In fact, the San Diego, which would be designated as the command ship under de Morga for the encounter against the Dutch, was a trading galleon. It was built in Cebu originally to be used as a trading ship and given the name San Antonio. It was renamed the San Diego after its hasty conversion into a warship.7
Because the shipyards at the port in Cavite were unable to provide the San Diego with the required artillery, bronze cannons were stripped from forts in Manila and loaded onto it. In all, fourteen cannons were loaded onto the San Diego.8
This was crucial to the eventual fate of the San Diego, along with de Morga’s lack of maritime savvy. When it set sail to engage the Dutch, its original cargo had not even been unloaded. Thus, the cannons which were added along with the 450 fighting men who boarded it made the ship very heavy.6
The two Dutch ships were spotted at sunrise on the 14th of December anchored off Fortune Island just off Nasugbu. The San Diego fired at the Mauritius, came alongside it and for six hours the Spaniards and the Dutch engaged in fierce hand-to-hand combat.
In the afternoon, the San Diego was found to be leaking, likely from one of the cannonballs it took from the Mauritius. A true warship could probably have taken these shots and fared better; but then again, the San Diego was in reality a merchant ship not designed for sea battles or to take cannon shots.
There was also the other matter of the ship still being heavily laden with cargo, the cannons stripped from the forts in Manila and the fighting men who had gone on board. When a fire broke out on the Mauritius, de Morga ordered the moorings which connected the San Diego to the Mauritius to be released.
He wanted to take the ship quickly to Fortune Island and beach the ship there. However, after sailing just a few hundred metres, the San Diego, heavily weighed down as it was, sank into the deep of the sea and took with it many lives. De Morga himself survived after swimming for four hours to Fortune Island and would later write about the incident.8
Van Noort and his crew, meanwhile, were able to put out the fire on the Mauritius; and because the Spaniards made no attempts to pursue them, were able to sail back to Holland. While van Noort’s cargo upon his return home was paltry compared to all the trouble he took, History nonetheless recognises him as the first Dutchman to circumnavigate the globe.
In 1992, four centuries after its sinking, the French underwater archaeologist Franck Goddio found the site off Fortune Island where the San Diego came to rest. Among the thousands of artefacts that were recovered were Mexican coins, Japanese swords, Chinese porcelain and Portuguese cannons.

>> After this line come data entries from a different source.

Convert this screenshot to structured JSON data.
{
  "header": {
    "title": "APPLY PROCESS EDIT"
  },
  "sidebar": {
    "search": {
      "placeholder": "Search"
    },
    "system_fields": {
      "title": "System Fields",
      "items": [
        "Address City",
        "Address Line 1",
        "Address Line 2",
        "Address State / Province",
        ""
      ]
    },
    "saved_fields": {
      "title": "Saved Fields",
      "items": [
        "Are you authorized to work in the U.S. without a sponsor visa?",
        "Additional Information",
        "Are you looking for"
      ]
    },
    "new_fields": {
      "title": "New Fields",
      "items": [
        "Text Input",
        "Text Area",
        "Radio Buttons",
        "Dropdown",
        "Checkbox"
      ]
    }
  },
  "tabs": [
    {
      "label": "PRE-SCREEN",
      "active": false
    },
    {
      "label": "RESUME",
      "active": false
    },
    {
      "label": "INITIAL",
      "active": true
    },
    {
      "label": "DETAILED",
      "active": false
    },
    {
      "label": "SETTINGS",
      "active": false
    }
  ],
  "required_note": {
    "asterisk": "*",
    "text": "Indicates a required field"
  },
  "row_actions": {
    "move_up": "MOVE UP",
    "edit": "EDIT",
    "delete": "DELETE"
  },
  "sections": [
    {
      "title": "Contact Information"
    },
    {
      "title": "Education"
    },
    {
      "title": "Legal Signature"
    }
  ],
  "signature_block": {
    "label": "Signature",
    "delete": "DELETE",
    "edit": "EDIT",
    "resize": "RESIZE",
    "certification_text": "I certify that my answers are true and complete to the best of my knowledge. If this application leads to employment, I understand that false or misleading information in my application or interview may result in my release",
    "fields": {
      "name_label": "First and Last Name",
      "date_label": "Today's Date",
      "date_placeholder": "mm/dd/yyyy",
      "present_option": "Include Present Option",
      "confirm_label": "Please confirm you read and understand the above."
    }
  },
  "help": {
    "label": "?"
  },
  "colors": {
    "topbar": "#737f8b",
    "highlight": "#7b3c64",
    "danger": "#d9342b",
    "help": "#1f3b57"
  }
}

The excavation drew worldwide attention and the artefacts recovered were taken on exhibition tours around the world. In the present day, these relics from the San Diego are permanently kept at the Museum of the Filipino People in Manila.7
References and notes:1 The patache and galliot were both light sailing vessels.
2 Edict of Governor Don Francisco Tello, from “History of the Philippine Islands,” by Antonio de Morga, 1559–1636
3 The Voyage of Pieter de Lint, 1598-1603 by Peter Douglas
4 A History of the Philippines by David Barrows
5 Eighty Years' War, Wikipedia
6 Galion San Diego, online at IEASM.
7 San Diego, Wikipedia
8 VOC Shipwrecks: Hendrik Frederik